September's full moon arrives at 9:38 p.m. Monday, known as both the Corn and Harvest moon.
American Indians named it the Corn moon for coinciding with the crop's harvest, whereas the Harvest moon can fall in September or October, depending on which full moon is closest to the autumnal equinox, Sept. 23 this year.
It is the third of three consecutive "supermoons," as it coincides with lunar perigee, when the moon is closest to Earth in its orbit. Such a coincidence can make the moon look larger and brighter than when full moons are closer to apogee, their furthest point from Earth, though it can be hard to tell with the naked eye.

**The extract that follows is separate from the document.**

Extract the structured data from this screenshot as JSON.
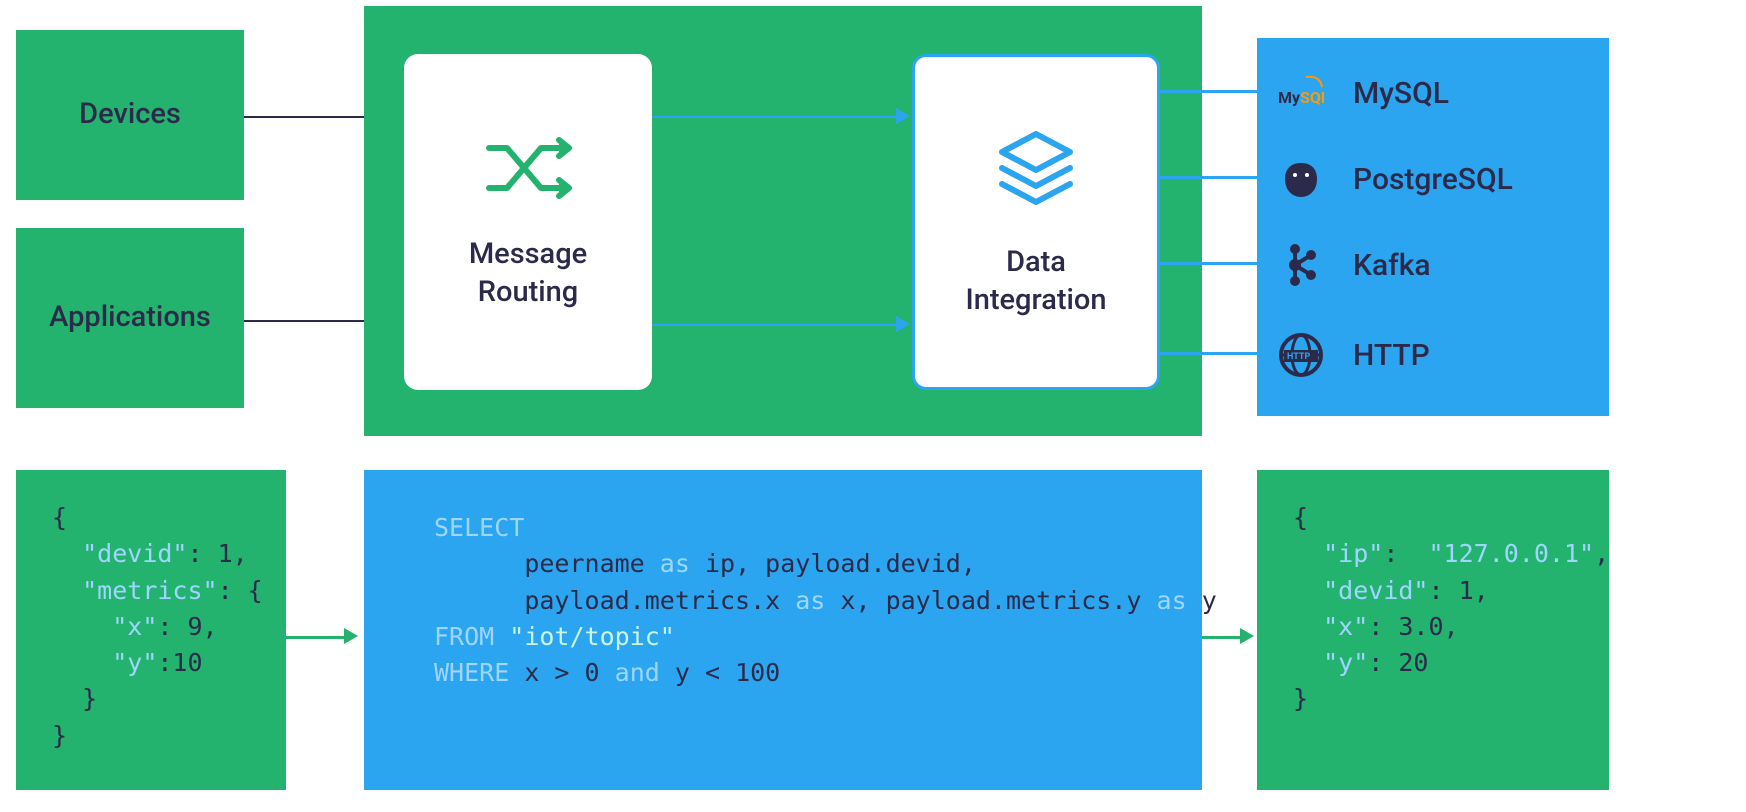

The celestial wonders don't stop there -- next month's full moon is not far from being considered a supermoon, and it coincides with a lunar eclipse that can give the moon a reddish hue, dubbed a "Blood Moon." It occurs the night of Oct. 7-8.